### WHAT YOU WILL DO
Look for the word "label" in the material below, then report each line where it occurs.

### INFORMATION SHOWN
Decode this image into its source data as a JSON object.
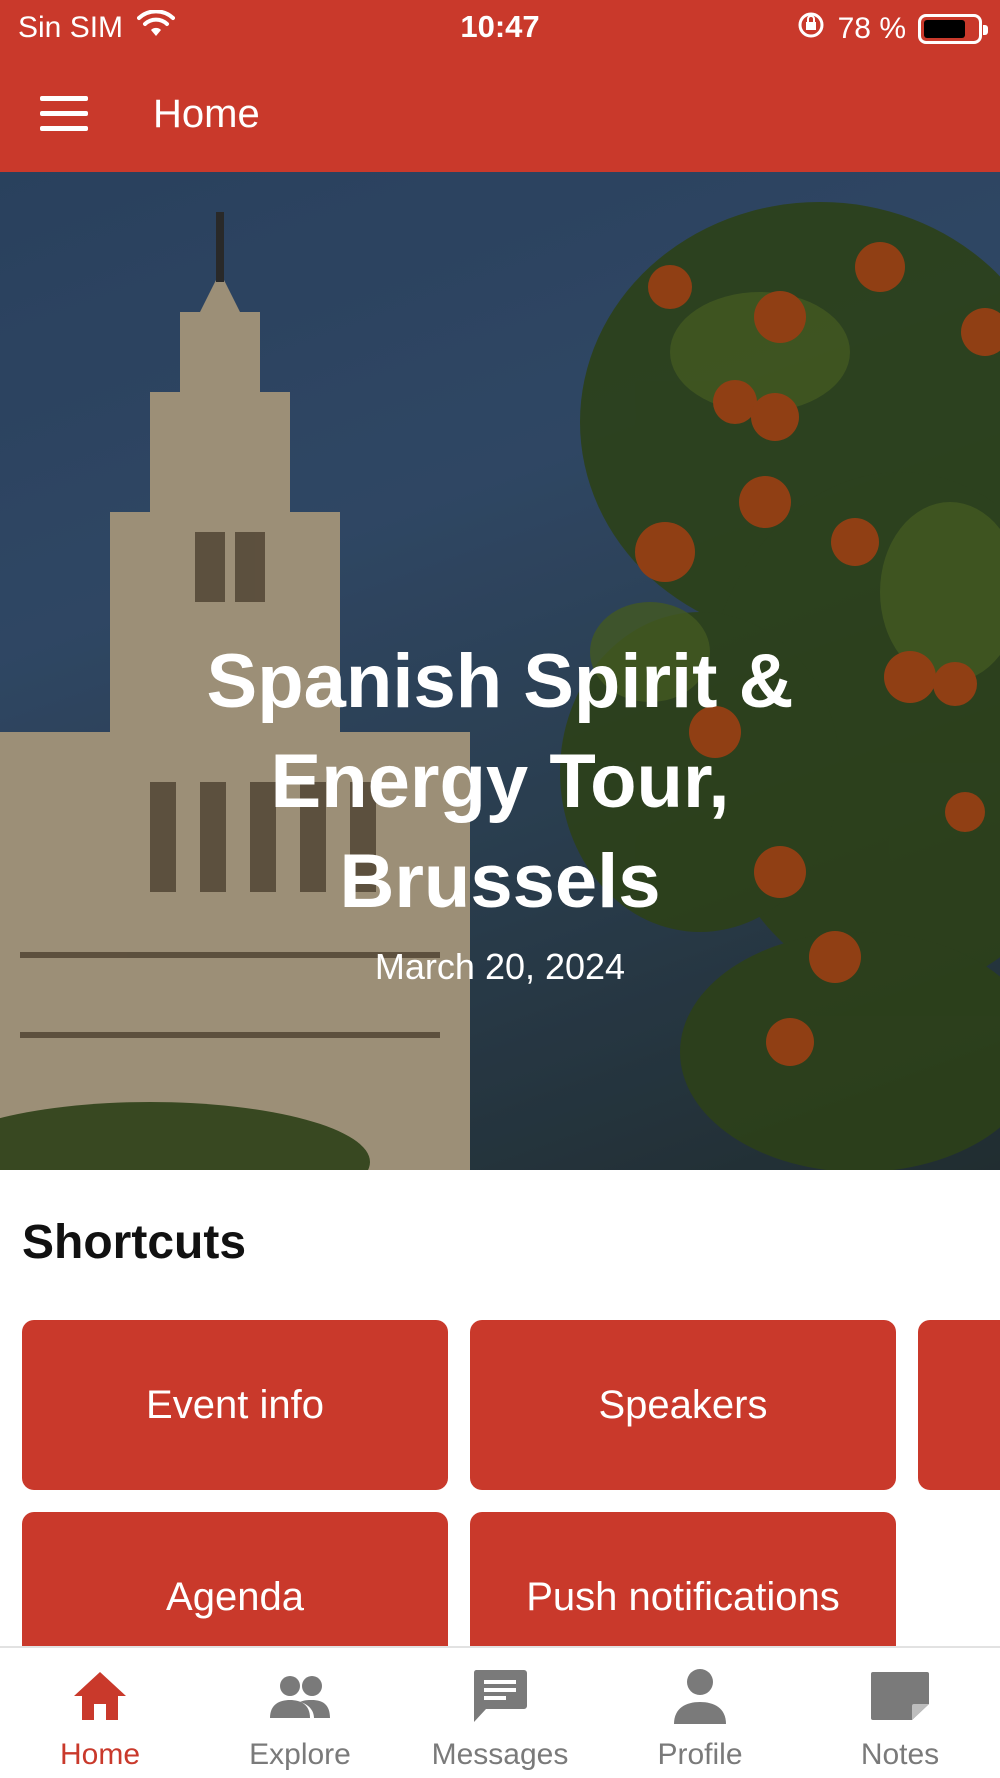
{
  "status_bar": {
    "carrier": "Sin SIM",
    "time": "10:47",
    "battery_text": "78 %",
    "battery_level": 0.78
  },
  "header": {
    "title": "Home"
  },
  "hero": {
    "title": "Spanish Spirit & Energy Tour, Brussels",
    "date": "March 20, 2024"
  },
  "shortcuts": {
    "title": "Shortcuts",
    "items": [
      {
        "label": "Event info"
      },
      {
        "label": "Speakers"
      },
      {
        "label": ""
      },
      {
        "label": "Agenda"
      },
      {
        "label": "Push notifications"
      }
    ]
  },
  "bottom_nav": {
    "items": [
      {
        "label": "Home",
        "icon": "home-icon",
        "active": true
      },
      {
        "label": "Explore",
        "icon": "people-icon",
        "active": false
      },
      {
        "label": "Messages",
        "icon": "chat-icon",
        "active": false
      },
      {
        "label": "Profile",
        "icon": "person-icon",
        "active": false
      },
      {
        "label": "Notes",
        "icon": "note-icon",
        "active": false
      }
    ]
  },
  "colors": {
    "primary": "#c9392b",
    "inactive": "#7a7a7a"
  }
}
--
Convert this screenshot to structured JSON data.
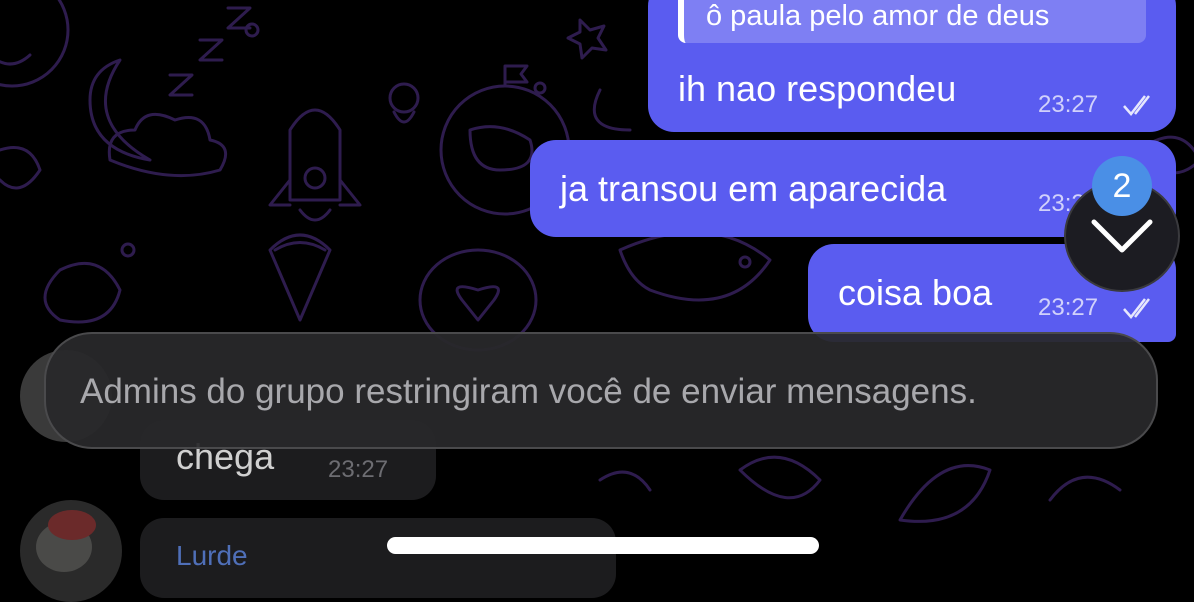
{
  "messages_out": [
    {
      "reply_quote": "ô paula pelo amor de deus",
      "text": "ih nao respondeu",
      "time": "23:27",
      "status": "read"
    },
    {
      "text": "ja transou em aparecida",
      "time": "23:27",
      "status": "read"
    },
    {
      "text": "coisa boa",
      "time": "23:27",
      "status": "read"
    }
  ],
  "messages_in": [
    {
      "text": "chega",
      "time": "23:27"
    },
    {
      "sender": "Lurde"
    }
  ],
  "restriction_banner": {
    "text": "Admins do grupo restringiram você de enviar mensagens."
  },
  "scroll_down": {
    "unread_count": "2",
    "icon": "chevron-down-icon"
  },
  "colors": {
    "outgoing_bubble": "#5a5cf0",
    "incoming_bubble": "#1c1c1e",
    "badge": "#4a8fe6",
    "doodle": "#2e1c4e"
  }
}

### SOLUTION BELOW
        "label": "Event info"
        "label": "Speakers"
        "label": ""
        "label": "Agenda"
        "label": "Push notifications"
        "label": "Home",
        "label": "Explore",
        "label": "Messages",
        "label": "Profile",
        "label": "Notes",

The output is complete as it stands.